How to Sustain A Strong Company Culture - Working Remotely
Our ‘New Normal’
Let’s admit it — weathering the disruption caused by COVID-19 proves to be a continuous challenge. If your team has stayed productive while working from home, you may now be pondering how to keep your culture alive and preserve your company values when everyone is remote?
We certainly don’t have all the answers, but here are some of the things that have worked for us.
Company Surveys Are Your Friends!
Before implementing work-from-home policies, it is important to first hear from your team members, and the best way to do this is through surveys. If employees are juggling childcare/homeschool and work, consider allowing for flexible work hours. Some employees may be living with multiple housemates and having to conduct hours of Zoom meetings in their shared space may result in more frustration than productivity. Getting feedback on your employees’ individual concerns allows you, the employer, to craft an inclusive plan that reflects what your company actually needs. Our best advice is to ask plenty of questions to get a feel for what challenges your employees are facing now that they are working from home and what company culture aspects they want to continue while remote.
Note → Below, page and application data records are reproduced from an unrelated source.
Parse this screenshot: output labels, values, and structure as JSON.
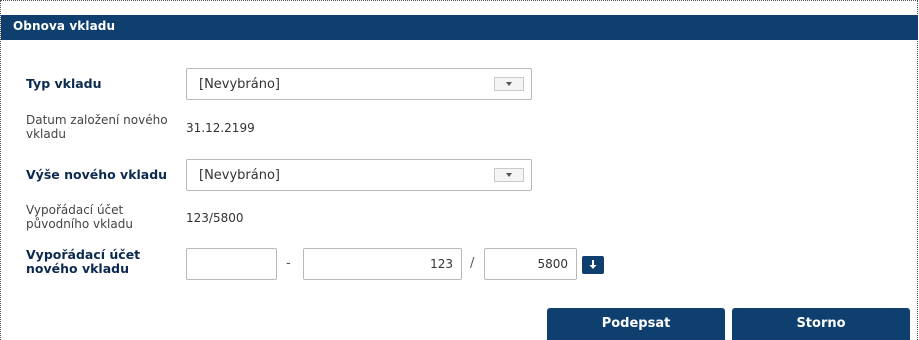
{
  "panel": {
    "title": "Obnova vkladu"
  },
  "form": {
    "deposit_type": {
      "label": "Typ vkladu",
      "selected": "[Nevybráno]"
    },
    "creation_date": {
      "label_line1": "Datum založení nového",
      "label_line2": "vkladu",
      "value": "31.12.2199"
    },
    "new_amount": {
      "label": "Výše nového vkladu",
      "selected": "[Nevybráno]"
    },
    "original_account": {
      "label_line1": "Vypořádací účet",
      "label_line2": "původního vkladu",
      "value": "123/5800"
    },
    "new_account": {
      "label_line1": "Vypořádací účet",
      "label_line2": "nového vkladu",
      "prefix": "",
      "prefix_separator": "-",
      "number": "123",
      "bank_separator": "/",
      "bank_code": "5800"
    }
  },
  "actions": {
    "sign": "Podepsat",
    "cancel": "Storno"
  },
  "icons": {
    "account_pick": "arrow-down-icon"
  },
  "colors": {
    "primary": "#0e3f6e"
  }
}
Communicate Often and Embrace the Opportunity for ‘Face Time’!
It may seem like a simple concept, but now that your team is no longer in the office information may have a harder time reaching everyone. Dedicating 30 minutes a week to a call for quarantine and remote work topics will let your employees stay connected. This standup can be thought of as a conversation starter and a time to be social.
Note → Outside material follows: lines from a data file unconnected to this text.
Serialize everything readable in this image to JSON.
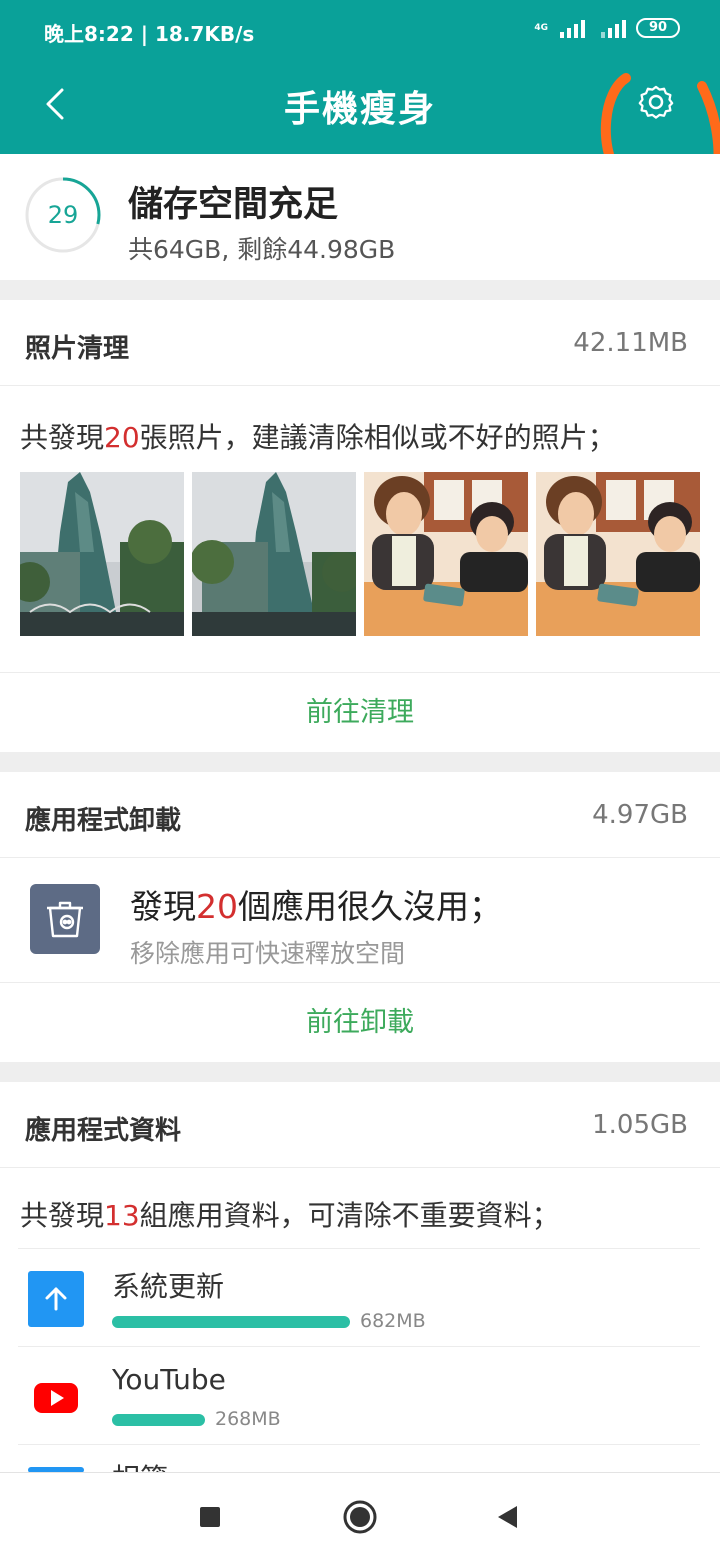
{
  "status": {
    "time": "晚上8:22",
    "speed": "18.7KB/s",
    "network": "4G",
    "battery": "90"
  },
  "header": {
    "title": "手機瘦身"
  },
  "summary": {
    "percent": "29",
    "title": "儲存空間充足",
    "subtitle": "共64GB, 剩餘44.98GB"
  },
  "photo_section": {
    "title": "照片清理",
    "size": "42.11MB",
    "desc_prefix": "共發現",
    "count": "20",
    "desc_suffix": "張照片，建議清除相似或不好的照片；",
    "action": "前往清理"
  },
  "uninstall_section": {
    "title": "應用程式卸載",
    "size": "4.97GB",
    "main_prefix": "發現",
    "count": "20",
    "main_suffix": "個應用很久沒用；",
    "sub": "移除應用可快速釋放空間",
    "action": "前往卸載"
  },
  "appdata_section": {
    "title": "應用程式資料",
    "size": "1.05GB",
    "desc_prefix": "共發現",
    "count": "13",
    "desc_suffix": "組應用資料，可清除不重要資料；",
    "items": [
      {
        "name": "系統更新",
        "size": "682MB",
        "fraction": 1.0,
        "icon": "arrow-up-icon",
        "color": "#2196f3"
      },
      {
        "name": "YouTube",
        "size": "268MB",
        "fraction": 0.39,
        "icon": "youtube-icon",
        "color": "#ff0000"
      },
      {
        "name": "相簿",
        "size": "",
        "fraction": 0.0,
        "icon": "album-icon",
        "color": "#2196f3"
      }
    ]
  },
  "colors": {
    "accent": "#0aa199",
    "action_green": "#3daa5c",
    "highlight_red": "#d32f2f",
    "bar_teal": "#2bbfa5",
    "annotation_orange": "#ff6a1a"
  }
}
Think about requesting all employees to turn on their web cameras during this recurring meeting. Cameras on for meetings may not be feasible for everyone at all times — but once-a-week could be. Think of it as an ice breaker to start a conversation and make connections between employees more natural.
Keep your Activities Going Remotely!
Lastly, take your fun company events virtual. Many companies have a set of fun activities that everyone enjoys, so find a way to incorporate those into your remote work plan. These more casual activities will add to the ways your employees have to connect and chat with one another. Whether it is a Friday happy hour, a monthly company bingo, a photo scavenger hunt, or charity projects, they can all be continued virtually to make sure that the aspects people appreciated about work are still present. Just make sure not to overwhelm your team with multiple activities a week, making them too frequently may lead to diminished participation.
If transitioning your team’s previous activities to a virtual event proves to be difficult, try and designate an individual or a company email for company activity suggestions. This way employees have a way to provide ideas and input that may re-shape or improve your new remote culture.
At the end of the day, company culture and core values don’t have to disappear now that your team is remote, and while you may make mistakes along the way, the main takeaway is to include your team in the conversation. Make sure to listen to suggestions and continuously make adjustments that will improve your strategy.